Forming Real Bonds
Fully using technology will help security companies connect with customers
- By Dave Mayne
- Apr 09, 2020
Artificial intelligence has been
in the headlines a lot recently.
It will help save mankind or
usher in the robot apocalypse,
depending on which article you read.
Security professionals, who have spent
the past decade creating connected buildings
and bringing digital devices into the
homes of millions of consumers, understandably
have mixed feelings about AI.
One view of artificial intelligence
comes from years of innovating in the security
business. With the right approach
and controls, AI presents an exciting opportunity
for our industry. The use of AI
to better solve problems for our customers
means we will move from simply protecting
property to proactively ensuring our
customers' well-being. It means we'll be
able to partner with other industries, such
as healthcare, and add a range of services
to what we already offer.
As AI is applied to the data our devices
have been collecting for years — and
which will only grow in volume over time
— we are entering a whole new era for security
Hollywood screenwriters have depicted AI
in countless ways, but what is it really? Arti
ficial intelligence means different things
to different industries. To the security installer,
it should mean a resource that has
been at our fingertips for the past 10 years,
which we are only now in a good position
The industry has spent years deploying
cameras and sensors in homes and commercial
buildings. It's because of security professionals
that there are at least 10 million
"connected" buildings today, with an average
of six to eight devices inside each one.
With approximately 100 million sensors,
cameras and other devices deployed
and collecting data across the country,
there is a wealth of information at our
fingertips. Unlike the tech giants that sell
connected-home gadgets, we're not looking
to use that information to drive sales
of unrelated products. We can use this
information to make what we sell already
more valuable to our customers.
AI is the layer of analytics that can sit
on top of the mountain of data we're already
collected that will allow us to better
anticipate the wishes of our customers.
It's the path to evolve from being a passive
system of protection into a proactive
helper and enabler. This isn't Big Brother.
AI is about increasing the value we offer
How AI Can Broaden
the Definition of Security
Artificial intelligence is a series of data-analysis
programs we can apply to the
video and other information our devices
are collecting. But, beyond alerting homeowners
to break-ins, why do we want to
analyze this information?
The answer is simple: If we use AI programs
to analyze the information we're
collecting, we can offer new services while
ensuring our customers are even safer.
Here are a few basic examples of how this
Most people are creatures of habit.
Families and businesses adhere to a daily
routine, and it doesn't take long for an
AI program to learn when people tend
to come and go. There are schedules and
normal daily practices. That means AI can
learn when you want the lights on, and
when you typically lock the doors.
Artificial intelligence is also good at
spotting variations from the routine. Plenty
of consumers and business owners want
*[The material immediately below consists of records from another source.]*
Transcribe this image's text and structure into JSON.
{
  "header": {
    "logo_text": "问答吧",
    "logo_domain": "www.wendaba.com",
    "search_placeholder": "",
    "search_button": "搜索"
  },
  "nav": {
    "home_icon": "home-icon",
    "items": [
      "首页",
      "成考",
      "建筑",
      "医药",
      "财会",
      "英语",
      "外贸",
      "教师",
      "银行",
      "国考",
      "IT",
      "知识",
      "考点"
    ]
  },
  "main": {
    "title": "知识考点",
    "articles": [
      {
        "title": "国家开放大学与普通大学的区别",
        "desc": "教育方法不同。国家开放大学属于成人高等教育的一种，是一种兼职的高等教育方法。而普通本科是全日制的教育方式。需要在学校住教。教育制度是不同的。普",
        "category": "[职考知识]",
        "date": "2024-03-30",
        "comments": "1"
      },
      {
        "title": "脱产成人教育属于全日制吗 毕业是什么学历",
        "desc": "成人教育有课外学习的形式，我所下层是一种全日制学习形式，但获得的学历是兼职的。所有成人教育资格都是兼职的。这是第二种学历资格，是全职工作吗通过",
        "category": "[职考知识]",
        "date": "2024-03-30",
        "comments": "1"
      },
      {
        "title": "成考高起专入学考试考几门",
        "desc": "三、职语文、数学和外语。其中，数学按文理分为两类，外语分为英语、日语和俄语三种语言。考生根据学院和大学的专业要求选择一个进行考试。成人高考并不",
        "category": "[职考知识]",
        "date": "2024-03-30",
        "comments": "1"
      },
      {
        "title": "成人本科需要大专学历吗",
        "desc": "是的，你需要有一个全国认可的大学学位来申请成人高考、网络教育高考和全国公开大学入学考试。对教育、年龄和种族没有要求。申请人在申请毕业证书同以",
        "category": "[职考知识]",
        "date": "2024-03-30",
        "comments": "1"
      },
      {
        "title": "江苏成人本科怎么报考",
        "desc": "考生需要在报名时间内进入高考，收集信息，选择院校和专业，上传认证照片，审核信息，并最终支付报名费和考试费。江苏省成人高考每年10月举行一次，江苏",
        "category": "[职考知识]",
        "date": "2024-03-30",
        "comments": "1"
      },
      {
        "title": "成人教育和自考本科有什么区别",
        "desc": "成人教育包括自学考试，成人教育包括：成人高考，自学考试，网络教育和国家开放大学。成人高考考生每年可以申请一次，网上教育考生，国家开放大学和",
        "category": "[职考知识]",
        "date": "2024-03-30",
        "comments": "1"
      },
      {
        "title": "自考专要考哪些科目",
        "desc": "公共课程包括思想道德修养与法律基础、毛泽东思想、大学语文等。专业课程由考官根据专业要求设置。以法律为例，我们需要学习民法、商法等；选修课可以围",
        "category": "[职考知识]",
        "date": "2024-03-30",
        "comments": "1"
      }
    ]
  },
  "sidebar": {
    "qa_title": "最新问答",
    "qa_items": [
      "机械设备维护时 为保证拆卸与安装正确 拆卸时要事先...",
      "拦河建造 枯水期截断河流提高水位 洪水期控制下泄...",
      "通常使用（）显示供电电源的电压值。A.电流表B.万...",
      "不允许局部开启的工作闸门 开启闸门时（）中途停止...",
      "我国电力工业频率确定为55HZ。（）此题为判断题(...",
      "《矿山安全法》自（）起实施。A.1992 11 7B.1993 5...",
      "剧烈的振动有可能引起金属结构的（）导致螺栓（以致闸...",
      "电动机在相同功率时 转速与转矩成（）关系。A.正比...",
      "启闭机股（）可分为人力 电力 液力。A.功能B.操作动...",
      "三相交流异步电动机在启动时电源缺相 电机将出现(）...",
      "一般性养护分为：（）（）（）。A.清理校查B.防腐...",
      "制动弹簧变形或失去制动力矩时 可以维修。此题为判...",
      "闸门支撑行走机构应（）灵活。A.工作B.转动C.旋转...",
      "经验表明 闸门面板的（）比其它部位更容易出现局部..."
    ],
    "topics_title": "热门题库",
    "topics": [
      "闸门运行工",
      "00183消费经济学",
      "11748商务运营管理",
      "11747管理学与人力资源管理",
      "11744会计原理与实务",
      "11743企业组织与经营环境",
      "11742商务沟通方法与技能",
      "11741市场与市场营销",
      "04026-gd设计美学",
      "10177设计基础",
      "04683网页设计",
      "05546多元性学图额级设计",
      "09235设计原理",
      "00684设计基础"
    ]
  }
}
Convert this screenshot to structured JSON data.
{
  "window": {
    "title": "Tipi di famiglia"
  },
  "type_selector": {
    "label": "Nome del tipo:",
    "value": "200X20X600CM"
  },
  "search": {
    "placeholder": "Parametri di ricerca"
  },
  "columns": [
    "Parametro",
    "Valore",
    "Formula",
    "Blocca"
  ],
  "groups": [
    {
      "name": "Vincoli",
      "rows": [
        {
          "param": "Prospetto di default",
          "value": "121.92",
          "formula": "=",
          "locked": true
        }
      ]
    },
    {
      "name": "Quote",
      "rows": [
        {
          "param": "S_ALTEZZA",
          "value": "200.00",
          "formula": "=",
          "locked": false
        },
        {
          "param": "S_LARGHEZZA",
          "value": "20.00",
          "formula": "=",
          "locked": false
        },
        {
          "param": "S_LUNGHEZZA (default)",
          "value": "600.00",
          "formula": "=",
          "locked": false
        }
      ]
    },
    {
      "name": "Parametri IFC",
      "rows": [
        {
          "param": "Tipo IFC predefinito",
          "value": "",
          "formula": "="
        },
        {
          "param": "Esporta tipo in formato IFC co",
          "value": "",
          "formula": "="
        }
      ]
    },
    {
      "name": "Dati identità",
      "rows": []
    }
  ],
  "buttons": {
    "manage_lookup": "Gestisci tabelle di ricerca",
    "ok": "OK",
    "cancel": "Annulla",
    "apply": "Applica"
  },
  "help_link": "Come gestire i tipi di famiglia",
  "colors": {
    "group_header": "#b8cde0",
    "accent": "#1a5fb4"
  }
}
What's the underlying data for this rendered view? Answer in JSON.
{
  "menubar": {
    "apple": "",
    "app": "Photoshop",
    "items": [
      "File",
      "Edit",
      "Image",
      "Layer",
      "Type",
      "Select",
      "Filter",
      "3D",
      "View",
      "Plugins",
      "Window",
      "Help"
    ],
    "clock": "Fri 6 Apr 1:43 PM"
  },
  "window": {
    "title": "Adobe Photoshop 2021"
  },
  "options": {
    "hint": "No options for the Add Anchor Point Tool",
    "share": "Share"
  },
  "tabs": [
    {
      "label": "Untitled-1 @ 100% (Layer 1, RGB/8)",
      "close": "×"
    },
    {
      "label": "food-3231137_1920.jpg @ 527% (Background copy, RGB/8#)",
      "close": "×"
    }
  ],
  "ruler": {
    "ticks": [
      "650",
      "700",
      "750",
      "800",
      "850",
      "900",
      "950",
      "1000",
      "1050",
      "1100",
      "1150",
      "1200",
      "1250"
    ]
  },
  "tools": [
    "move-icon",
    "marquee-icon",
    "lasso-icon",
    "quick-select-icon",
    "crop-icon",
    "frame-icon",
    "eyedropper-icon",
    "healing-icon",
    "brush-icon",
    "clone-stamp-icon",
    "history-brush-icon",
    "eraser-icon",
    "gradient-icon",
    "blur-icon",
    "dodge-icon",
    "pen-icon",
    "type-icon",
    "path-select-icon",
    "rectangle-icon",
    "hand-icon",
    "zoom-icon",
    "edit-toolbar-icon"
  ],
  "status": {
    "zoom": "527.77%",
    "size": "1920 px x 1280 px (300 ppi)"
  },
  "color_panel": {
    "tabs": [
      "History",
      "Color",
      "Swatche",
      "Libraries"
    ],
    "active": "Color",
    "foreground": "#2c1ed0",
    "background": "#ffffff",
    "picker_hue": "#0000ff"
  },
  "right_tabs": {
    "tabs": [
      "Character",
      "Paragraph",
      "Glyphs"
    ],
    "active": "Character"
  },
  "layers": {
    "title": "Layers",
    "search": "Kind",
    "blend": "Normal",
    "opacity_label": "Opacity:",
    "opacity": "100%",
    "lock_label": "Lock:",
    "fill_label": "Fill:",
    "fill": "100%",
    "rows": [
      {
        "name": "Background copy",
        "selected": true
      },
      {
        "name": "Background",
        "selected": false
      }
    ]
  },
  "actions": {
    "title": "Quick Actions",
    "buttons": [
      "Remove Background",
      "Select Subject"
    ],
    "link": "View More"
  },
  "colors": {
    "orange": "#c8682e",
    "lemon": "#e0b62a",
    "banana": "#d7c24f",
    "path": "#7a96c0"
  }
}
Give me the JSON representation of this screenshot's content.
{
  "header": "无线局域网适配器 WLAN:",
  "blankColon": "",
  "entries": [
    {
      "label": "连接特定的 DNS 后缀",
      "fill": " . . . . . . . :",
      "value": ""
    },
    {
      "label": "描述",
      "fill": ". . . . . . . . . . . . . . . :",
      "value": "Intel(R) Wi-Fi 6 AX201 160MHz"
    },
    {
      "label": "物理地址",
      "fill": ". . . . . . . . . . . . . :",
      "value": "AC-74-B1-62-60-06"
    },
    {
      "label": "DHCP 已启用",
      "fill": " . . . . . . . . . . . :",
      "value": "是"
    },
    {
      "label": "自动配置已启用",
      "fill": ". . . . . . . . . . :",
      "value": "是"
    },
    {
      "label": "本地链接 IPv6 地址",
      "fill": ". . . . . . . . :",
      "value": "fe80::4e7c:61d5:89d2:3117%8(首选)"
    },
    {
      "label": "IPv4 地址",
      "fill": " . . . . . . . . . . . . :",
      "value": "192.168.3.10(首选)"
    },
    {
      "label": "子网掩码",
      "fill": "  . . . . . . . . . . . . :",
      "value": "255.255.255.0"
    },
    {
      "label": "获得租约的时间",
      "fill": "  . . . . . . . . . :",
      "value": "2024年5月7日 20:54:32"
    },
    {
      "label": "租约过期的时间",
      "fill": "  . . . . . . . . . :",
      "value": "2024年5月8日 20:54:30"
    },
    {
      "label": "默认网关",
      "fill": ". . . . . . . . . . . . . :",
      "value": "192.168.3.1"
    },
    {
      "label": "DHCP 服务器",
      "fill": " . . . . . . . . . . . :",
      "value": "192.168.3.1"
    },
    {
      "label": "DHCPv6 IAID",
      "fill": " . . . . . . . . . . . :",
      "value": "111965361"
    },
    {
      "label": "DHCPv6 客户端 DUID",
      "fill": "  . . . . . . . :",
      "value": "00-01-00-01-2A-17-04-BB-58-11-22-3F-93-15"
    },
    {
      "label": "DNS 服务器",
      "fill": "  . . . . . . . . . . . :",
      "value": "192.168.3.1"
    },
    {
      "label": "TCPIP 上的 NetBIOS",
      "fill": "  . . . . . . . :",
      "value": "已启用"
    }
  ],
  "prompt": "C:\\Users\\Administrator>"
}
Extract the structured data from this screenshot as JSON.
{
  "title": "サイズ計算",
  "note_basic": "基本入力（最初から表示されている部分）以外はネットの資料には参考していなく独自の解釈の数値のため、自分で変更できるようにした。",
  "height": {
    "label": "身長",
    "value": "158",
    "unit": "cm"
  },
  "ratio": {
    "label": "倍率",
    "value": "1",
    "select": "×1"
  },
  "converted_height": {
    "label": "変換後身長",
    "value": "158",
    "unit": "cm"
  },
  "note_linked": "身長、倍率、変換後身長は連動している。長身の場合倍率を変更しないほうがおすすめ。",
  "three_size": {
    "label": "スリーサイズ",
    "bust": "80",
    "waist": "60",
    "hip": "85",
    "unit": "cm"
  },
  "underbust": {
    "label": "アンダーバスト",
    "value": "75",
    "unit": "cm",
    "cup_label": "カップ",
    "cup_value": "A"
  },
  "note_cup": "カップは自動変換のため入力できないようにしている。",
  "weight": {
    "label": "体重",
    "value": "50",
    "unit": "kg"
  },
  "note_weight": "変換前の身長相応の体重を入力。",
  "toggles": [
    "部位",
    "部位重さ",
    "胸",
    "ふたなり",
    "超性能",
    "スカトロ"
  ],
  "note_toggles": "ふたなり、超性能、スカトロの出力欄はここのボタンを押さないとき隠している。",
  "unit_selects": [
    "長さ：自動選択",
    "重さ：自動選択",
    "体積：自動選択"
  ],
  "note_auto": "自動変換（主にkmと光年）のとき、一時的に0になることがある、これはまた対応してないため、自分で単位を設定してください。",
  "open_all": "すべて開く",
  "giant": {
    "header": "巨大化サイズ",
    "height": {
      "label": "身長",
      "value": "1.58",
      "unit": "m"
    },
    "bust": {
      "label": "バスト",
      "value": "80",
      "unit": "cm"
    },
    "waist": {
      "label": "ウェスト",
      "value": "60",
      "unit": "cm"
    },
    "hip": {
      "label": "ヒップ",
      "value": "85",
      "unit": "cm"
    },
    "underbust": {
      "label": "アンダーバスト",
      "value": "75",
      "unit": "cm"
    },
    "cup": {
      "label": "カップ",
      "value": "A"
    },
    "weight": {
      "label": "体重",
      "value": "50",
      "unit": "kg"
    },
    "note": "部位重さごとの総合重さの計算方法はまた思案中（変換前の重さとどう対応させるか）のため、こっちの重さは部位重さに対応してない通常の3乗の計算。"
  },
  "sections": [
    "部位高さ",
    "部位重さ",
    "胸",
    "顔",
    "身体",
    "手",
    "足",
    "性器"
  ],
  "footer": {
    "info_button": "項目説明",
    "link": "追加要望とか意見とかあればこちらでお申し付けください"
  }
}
to know not just if someone has broken
into their premises, but if something out
of the ordinary has occurred.
A camera capable of recording a breakin
is also capable of spotting a suspicious
character on your doorstep and alerting
you. With AI capabilities, a camera can
discern the difference between a harmless
deer walking through a backyard and a
AI can spot the difference between a normal
routine and a variation, and alert the
customer. In the case of elder care, that can
save a life while enabling independent living.
Imagine a security installer with a customer who has an elderly mother living across town. That customer
wants to know more than just whether an intruder has
broken in, such as, "Did my mother get out of bed at the usual
time today? Did she take her medication at the right time? Is she
sticking to the basic routines that tell me she is healthy and well,
or has she varied from the routine?
If we begin to use the data we collect to offer proactive alerts
and tips about security, we go far beyond ringing an alarm if
someone breaks into a home or business. We become an active
helper in the lives of people, informing them any time there's a
change to the standard course of daily events.
Where We Go From Here
Sensors and cameras can offer valuable information, whether to
individual customers or whole industries. With AI underpinning
the collection and analysis of information, the devices we've already
put in the field can detect things like changes to temperature
and humidity, or electricity usage patterns.
Information like this can be a boon to the property management
business in the same way home monitoring can be a game-changer
to the healthcare industry. Our devices are already out
there, collecting the information necessary to make these things happen. We just have to interpret the data and make it useful.
The security professional should think of AI as the bridge
that gets us to these insights. We can help our customers better
understand and manage the unexpected in their lives. The key is
partnering with a security technology provider that understands
the potential of AI, and helps you harness it.
At Alula, we have already developed and demonstrated AI
technologies that distinguish specific objects in the video content
we capture. We are able to initiate actions automatically based on
unexpected or unusual sensor activity, and the Alula platform is
being leveraged to monitor changes in activity for aging people
These solutions and others will be delivered to our professional
partner network over the next several years, helping to solidify
the value of the professional security channel for the next decade
Artificial intelligence is the way we offer more
value, roll out new services and form closer relationships
with the customers we serve. It's not
going to replace us, but rather make us more relevant
This article originally appeared in the April 2020 issue of Security Today.